Source material:
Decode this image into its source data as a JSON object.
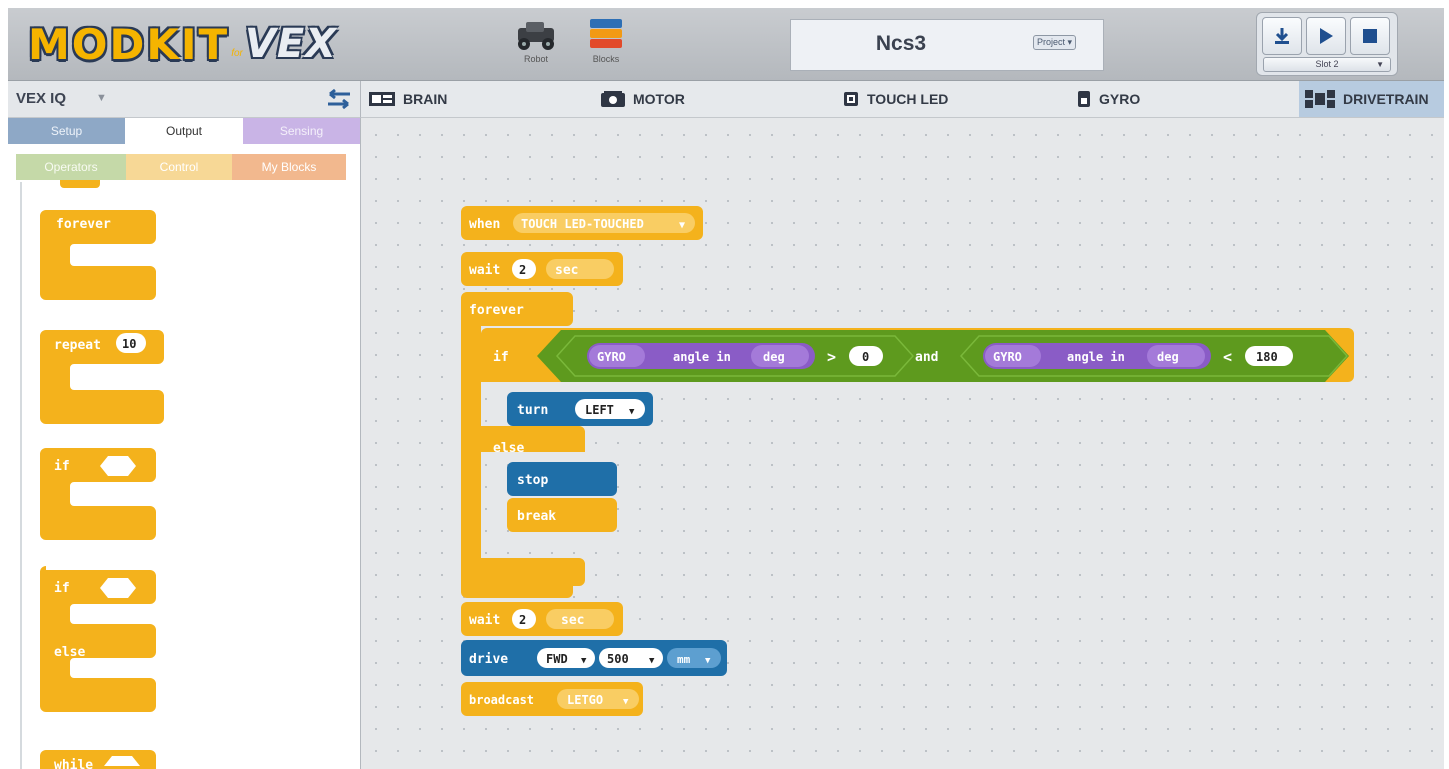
{
  "app": {
    "logo_main": "MODKIT",
    "logo_for": "for",
    "logo_vex": "VEX",
    "modes": {
      "robot_label": "Robot",
      "blocks_label": "Blocks"
    },
    "project": {
      "name": "Ncs3",
      "menu_label": "Project ▾"
    },
    "run": {
      "slot_label": "Slot 2"
    }
  },
  "sidebar": {
    "platform": "VEX IQ",
    "categories_top": [
      "Setup",
      "Output",
      "Sensing"
    ],
    "categories_sub": [
      "Operators",
      "Control",
      "My Blocks"
    ],
    "active_category": "Output",
    "palette": {
      "forever": "forever",
      "repeat": "repeat",
      "repeat_count": "10",
      "if": "if",
      "ifelse_if": "if",
      "ifelse_else": "else",
      "while": "while"
    }
  },
  "device_tabs": [
    "BRAIN",
    "MOTOR",
    "TOUCH LED",
    "GYRO",
    "DRIVETRAIN"
  ],
  "active_device_tab": "DRIVETRAIN",
  "script": {
    "when": {
      "label": "when",
      "event": "TOUCH LED-TOUCHED"
    },
    "wait1": {
      "label": "wait",
      "value": "2",
      "unit": "sec"
    },
    "forever": "forever",
    "if": {
      "label": "if",
      "left": {
        "device": "GYRO",
        "prop": "angle in",
        "unit": "deg",
        "op": ">",
        "value": "0"
      },
      "joiner": "and",
      "right": {
        "device": "GYRO",
        "prop": "angle in",
        "unit": "deg",
        "op": "<",
        "value": "180"
      }
    },
    "turn": {
      "label": "turn",
      "dir": "LEFT"
    },
    "else": "else",
    "stop": "stop",
    "break": "break",
    "wait2": {
      "label": "wait",
      "value": "2",
      "unit": "sec"
    },
    "drive": {
      "label": "drive",
      "dir": "FWD",
      "dist": "500",
      "unit": "mm"
    },
    "broadcast": {
      "label": "broadcast",
      "message": "LETGO"
    }
  },
  "colors": {
    "control": "#f4b21c",
    "motion": "#1f6fa8",
    "sensing": "#8a5cc6",
    "operator": "#5e9a1e",
    "event": "#f4b21c"
  }
}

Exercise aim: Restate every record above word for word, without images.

Problem solution:
Decode this image into its source data as a JSON object.
{
  "app": {
    "logo_main": "MODKIT",
    "logo_for": "for",
    "logo_vex": "VEX",
    "modes": {
      "robot_label": "Robot",
      "blocks_label": "Blocks"
    },
    "project": {
      "name": "Ncs3",
      "menu_label": "Project ▾"
    },
    "run": {
      "slot_label": "Slot 2"
    }
  },
  "sidebar": {
    "platform": "VEX IQ",
    "categories_top": [
      "Setup",
      "Output",
      "Sensing"
    ],
    "categories_sub": [
      "Operators",
      "Control",
      "My Blocks"
    ],
    "active_category": "Output",
    "palette": {
      "forever": "forever",
      "repeat": "repeat",
      "repeat_count": "10",
      "if": "if",
      "ifelse_if": "if",
      "ifelse_else": "else",
      "while": "while"
    }
  },
  "device_tabs": [
    "BRAIN",
    "MOTOR",
    "TOUCH LED",
    "GYRO",
    "DRIVETRAIN"
  ],
  "active_device_tab": "DRIVETRAIN",
  "script": {
    "when": {
      "label": "when",
      "event": "TOUCH LED-TOUCHED"
    },
    "wait1": {
      "label": "wait",
      "value": "2",
      "unit": "sec"
    },
    "forever": "forever",
    "if": {
      "label": "if",
      "left": {
        "device": "GYRO",
        "prop": "angle in",
        "unit": "deg",
        "op": ">",
        "value": "0"
      },
      "joiner": "and",
      "right": {
        "device": "GYRO",
        "prop": "angle in",
        "unit": "deg",
        "op": "<",
        "value": "180"
      }
    },
    "turn": {
      "label": "turn",
      "dir": "LEFT"
    },
    "else": "else",
    "stop": "stop",
    "break": "break",
    "wait2": {
      "label": "wait",
      "value": "2",
      "unit": "sec"
    },
    "drive": {
      "label": "drive",
      "dir": "FWD",
      "dist": "500",
      "unit": "mm"
    },
    "broadcast": {
      "label": "broadcast",
      "message": "LETGO"
    }
  },
  "colors": {
    "control": "#f4b21c",
    "motion": "#1f6fa8",
    "sensing": "#8a5cc6",
    "operator": "#5e9a1e",
    "event": "#f4b21c"
  }
}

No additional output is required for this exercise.